GOAL OF THE EXERCISE:
State the number of lines in the following material that contain the string "Disk", and nothing else.

DATA RECORDS:
:::::

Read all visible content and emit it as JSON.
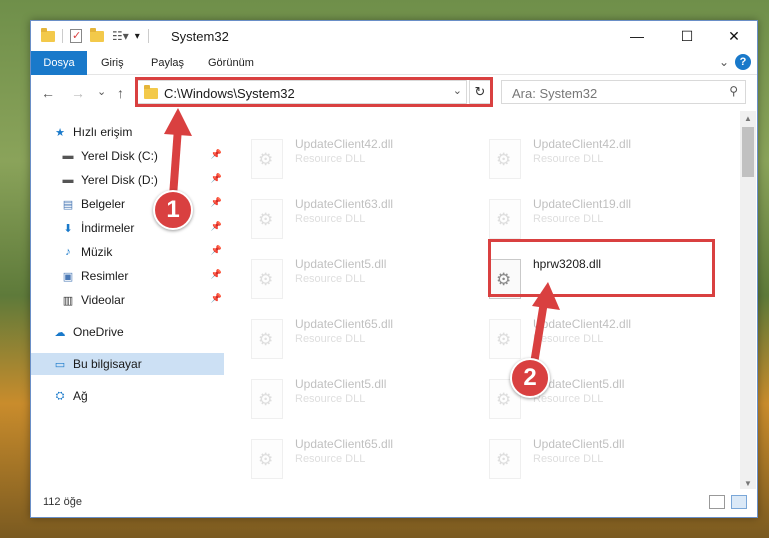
{
  "window": {
    "title": "System32",
    "ribbon_tabs": [
      "Dosya",
      "Giriş",
      "Paylaş",
      "Görünüm"
    ],
    "controls": {
      "minimize": "—",
      "maximize": "☐",
      "close": "✕"
    }
  },
  "nav": {
    "back": "←",
    "forward": "→",
    "recent": "⌄",
    "up": "↑",
    "address": "C:\\Windows\\System32",
    "search_placeholder": "Ara: System32"
  },
  "sidebar": {
    "items": [
      {
        "label": "Hızlı erişim",
        "icon": "star-icon",
        "pinned": false
      },
      {
        "label": "Yerel Disk (C:)",
        "icon": "drive-icon",
        "pinned": true
      },
      {
        "label": "Yerel Disk (D:)",
        "icon": "drive-icon",
        "pinned": true
      },
      {
        "label": "Belgeler",
        "icon": "documents-icon",
        "pinned": true
      },
      {
        "label": "İndirmeler",
        "icon": "download-icon",
        "pinned": true
      },
      {
        "label": "Müzik",
        "icon": "music-icon",
        "pinned": true
      },
      {
        "label": "Resimler",
        "icon": "pictures-icon",
        "pinned": true
      },
      {
        "label": "Videolar",
        "icon": "videos-icon",
        "pinned": true
      },
      {
        "label": "OneDrive",
        "icon": "cloud-icon",
        "pinned": false
      },
      {
        "label": "Bu bilgisayar",
        "icon": "computer-icon",
        "pinned": false,
        "selected": true
      },
      {
        "label": "Ağ",
        "icon": "network-icon",
        "pinned": false
      }
    ]
  },
  "files": [
    {
      "name": "UpdateClient42.dll",
      "type": "Resource DLL",
      "faded": true
    },
    {
      "name": "UpdateClient42.dll",
      "type": "Resource DLL",
      "faded": true
    },
    {
      "name": "UpdateClient63.dll",
      "type": "Resource DLL",
      "faded": true
    },
    {
      "name": "UpdateClient19.dll",
      "type": "Resource DLL",
      "faded": true
    },
    {
      "name": "UpdateClient5.dll",
      "type": "Resource DLL",
      "faded": true
    },
    {
      "name": "hprw3208.dll",
      "type": "",
      "faded": false
    },
    {
      "name": "UpdateClient65.dll",
      "type": "Resource DLL",
      "faded": true
    },
    {
      "name": "UpdateClient42.dll",
      "type": "Resource DLL",
      "faded": true
    },
    {
      "name": "UpdateClient5.dll",
      "type": "Resource DLL",
      "faded": true
    },
    {
      "name": "UpdateClient5.dll",
      "type": "Resource DLL",
      "faded": true
    },
    {
      "name": "UpdateClient65.dll",
      "type": "Resource DLL",
      "faded": true
    },
    {
      "name": "UpdateClient5.dll",
      "type": "Resource DLL",
      "faded": true
    }
  ],
  "status": {
    "item_count": "112 öğe"
  },
  "callouts": {
    "step1": "1",
    "step2": "2"
  },
  "colors": {
    "accent": "#1979ca",
    "highlight": "#d94040",
    "selected": "#cce0f4"
  }
}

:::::

SOLUTION:
2